Getting species lineage

Often one is faced with a task to get the lineage for a list of species. I did not find anything easily adaptable so I decided to create a small script which uses the NCBI Taxonomy to provide annotation of the lineage for a specified list of species which is provided in the file.

To get all the data and script you can visit Download section and get lineage.zip
To execute a script(posted below or found in the lineage.zip) in the shell (terminal) you need to have a file with species name (for example if you have a file species.txt the code would be):

After script finishes it will produce a file: species_lineage.txt – where the complete lineage will be reported  (each of elements is separated by “|”).

Alternatively, for the newest annotation, one can visit NCBI Taxonomy FTP and download a file taxdmp.zip.

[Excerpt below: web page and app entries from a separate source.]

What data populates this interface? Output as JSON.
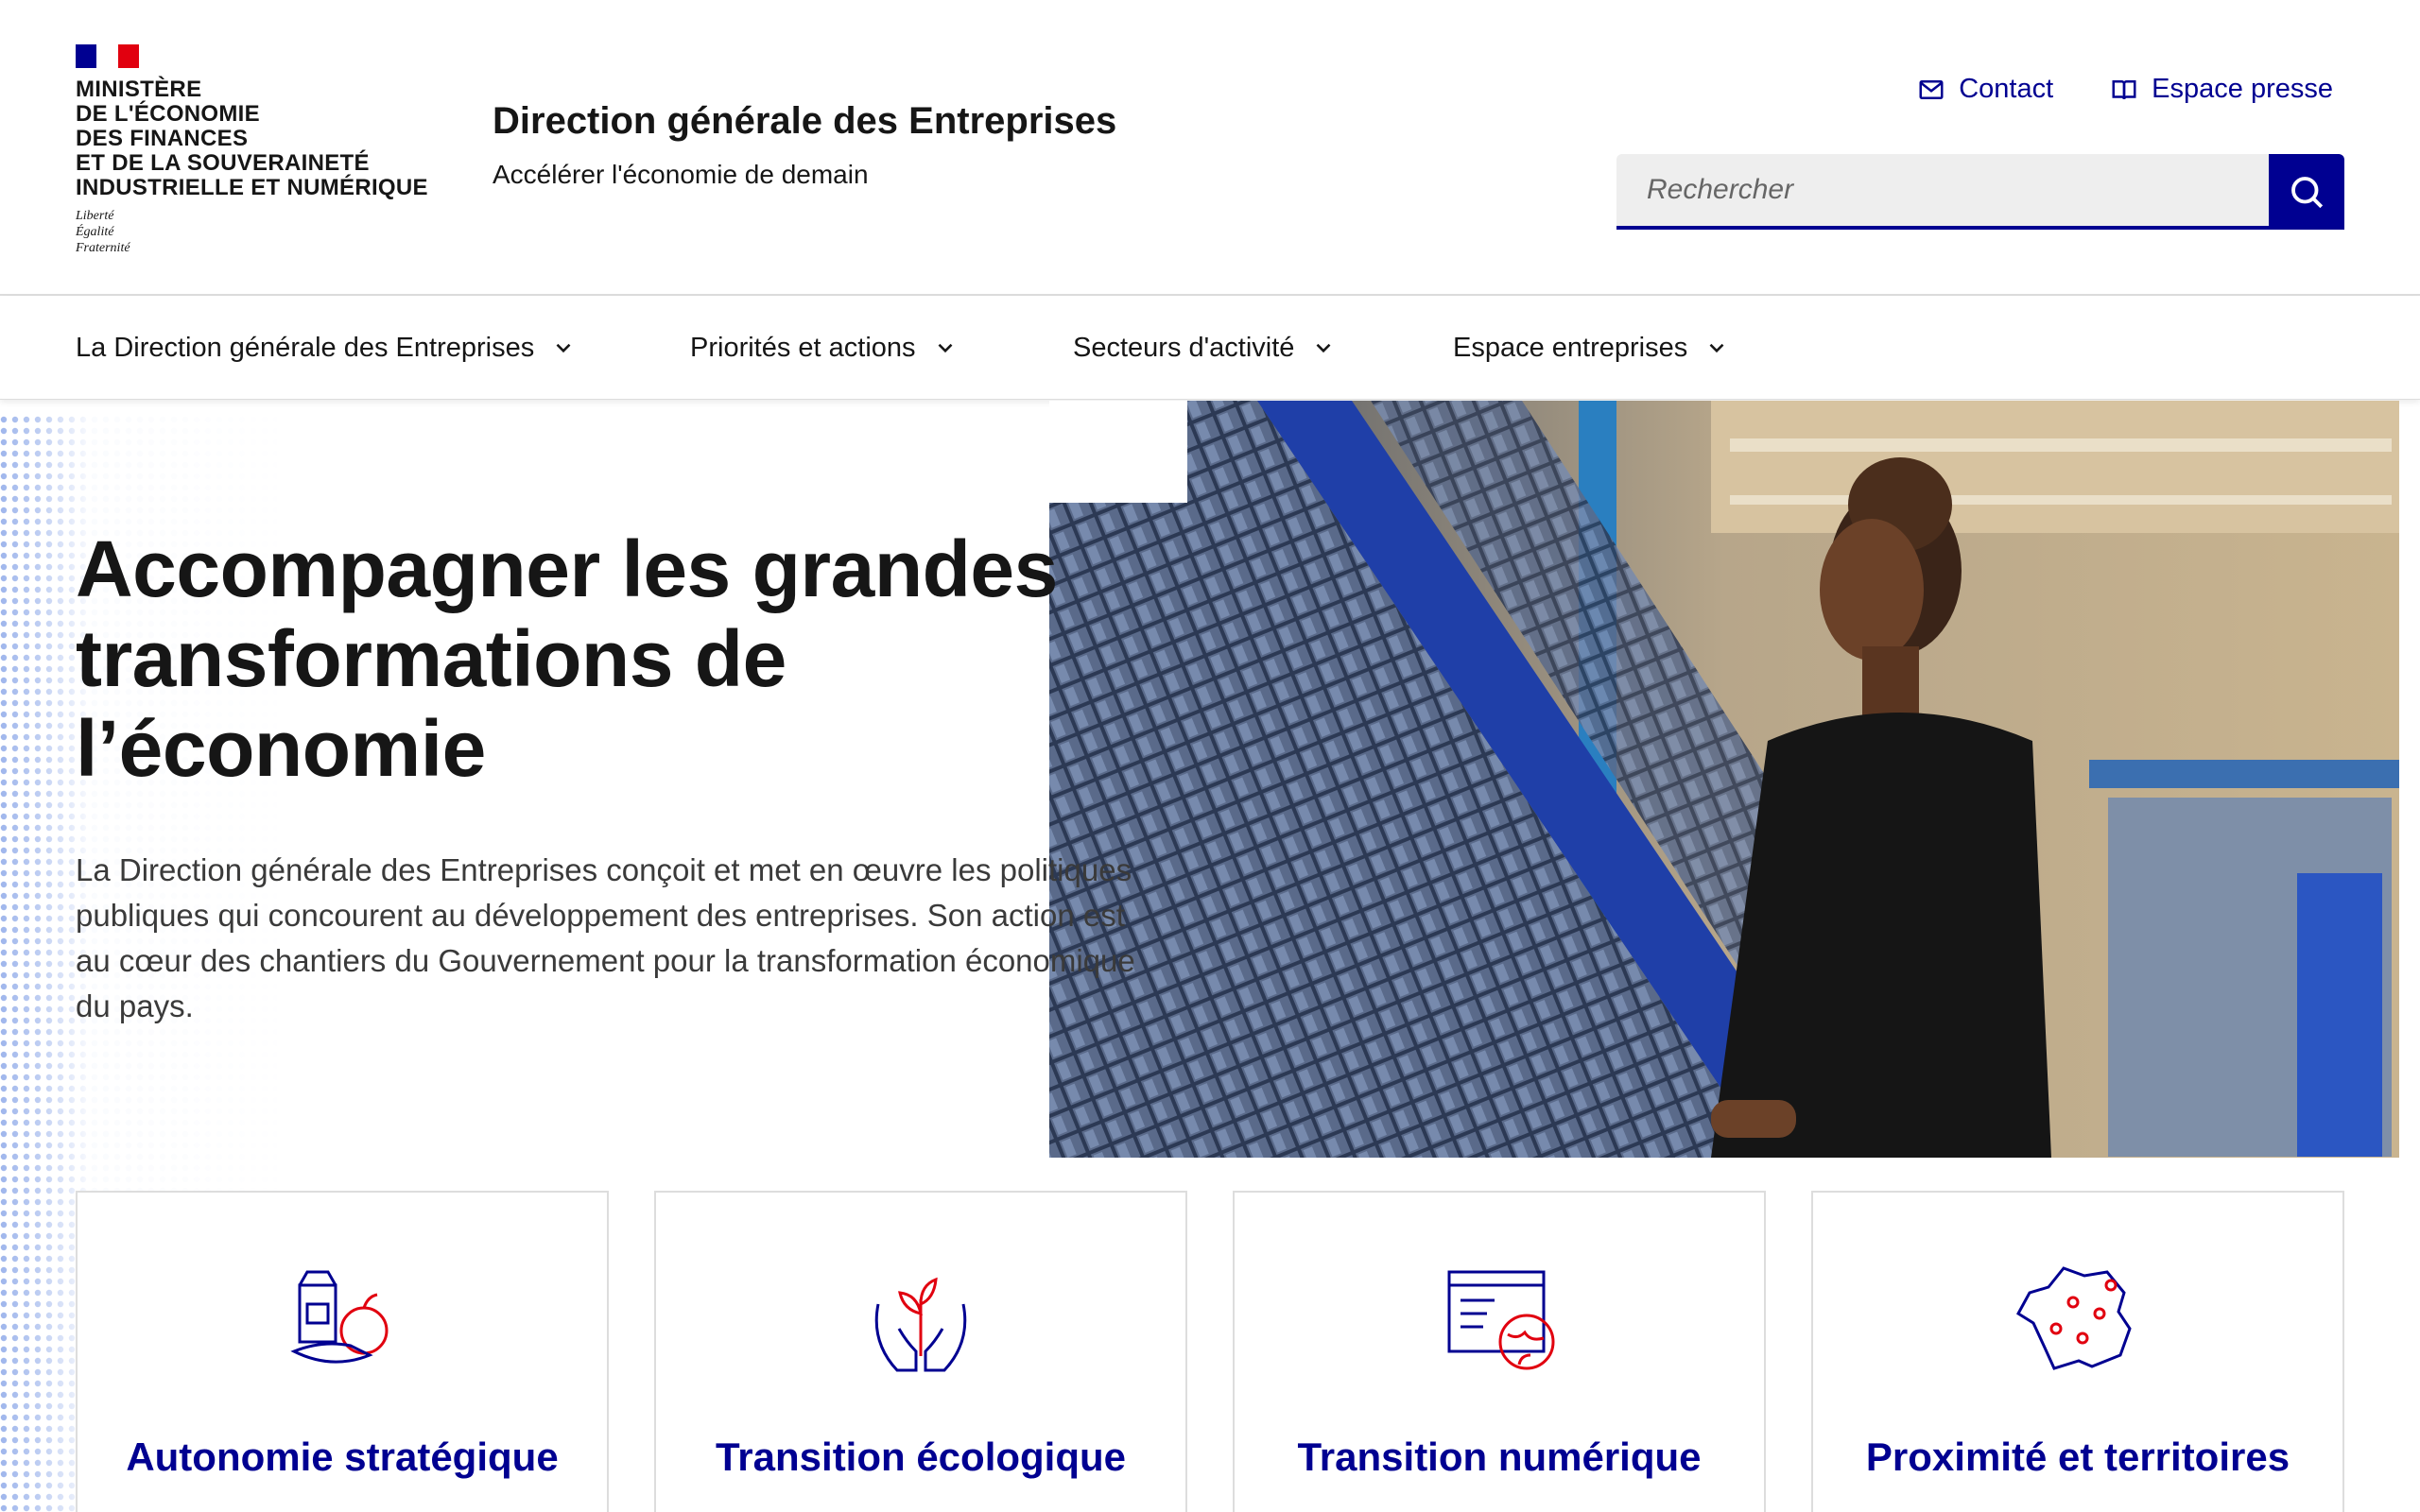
{
  "header": {
    "ministry_lines": [
      "MINISTÈRE",
      "DE L'ÉCONOMIE",
      "DES FINANCES",
      "ET DE LA SOUVERAINETÉ",
      "INDUSTRIELLE ET NUMÉRIQUE"
    ],
    "motto_lines": [
      "Liberté",
      "Égalité",
      "Fraternité"
    ],
    "service_title": "Direction générale des Entreprises",
    "service_tagline": "Accélérer l'économie de demain",
    "tools": [
      {
        "label": "Contact",
        "icon": "mail-icon"
      },
      {
        "label": "Espace presse",
        "icon": "book-icon"
      }
    ],
    "search": {
      "placeholder": "Rechercher",
      "button_icon": "search-icon"
    }
  },
  "nav": {
    "items": [
      {
        "label": "La Direction générale des Entreprises"
      },
      {
        "label": "Priorités et actions"
      },
      {
        "label": "Secteurs d'activité"
      },
      {
        "label": "Espace entreprises"
      }
    ]
  },
  "hero": {
    "title": "Accompagner les grandes transformations de l’économie",
    "text": "La Direction générale des Entreprises conçoit et met en œuvre les politiques publiques qui concourent au développement des entreprises. Son action est au cœur des chantiers du Gouvernement pour la transformation économique du pays."
  },
  "cards": [
    {
      "title": "Autonomie stratégique",
      "icon": "food-autonomy-icon"
    },
    {
      "title": "Transition écologique",
      "icon": "plant-hands-icon"
    },
    {
      "title": "Transition numérique",
      "icon": "digital-globe-icon"
    },
    {
      "title": "Proximité et territoires",
      "icon": "france-map-icon"
    }
  ],
  "colors": {
    "primary": "#000091",
    "accent_red": "#e1000f",
    "text": "#161616"
  }
}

After, one should unzip this archive. A file called lineage.py should be created inside this new directory with a copy of the script posted above. Execution is performed as stated above.

Plotting – dos and don’ts

One of my previous post on XKCD python library was inspired by one of the articles in PLoS Computational Biology.

I do agree with most of their comments plus I put some that I think are also important. Some of the points seem to be common sense but it is important to make them as a checklist that nothing would be missed when producing your great figure.

A checklist for preparing figures:

  1. Who will be looking at your figure:
    • Experts or students…
  2. How you will present your graphs
    • Screen display, electronic form, paper?
    • Avoiding complicated graphs for presentations
    • Font size appropriate for circumstance
  3. What is your message?
    • One chart type will be better than other
    • Think and discuss your plots
  4. Putting adequate legend and caption
    • One should provide much effort to make a figure with a caption to stand on its own.
    • One should be able to draw appropriate conclusions based on a figure.
  5. Optimize plot graphics:
    • Check if a scale is adequate on each of the axes
    • Not always defaults provide the best solution
  6. Select colors that would convey a message:
    • Care for colorblind is a virtue
    • Not all colors are well displayed by projectors
  7. Show exactly your data:
    • Again look at the scales
    • Avoid 3D if your data is 2D
  8. Avoid non-necessary elements
  9. Better clear message than amazing graphics
  10. Use tools that suit your needs
  11. Try to not overcomplicate the graph content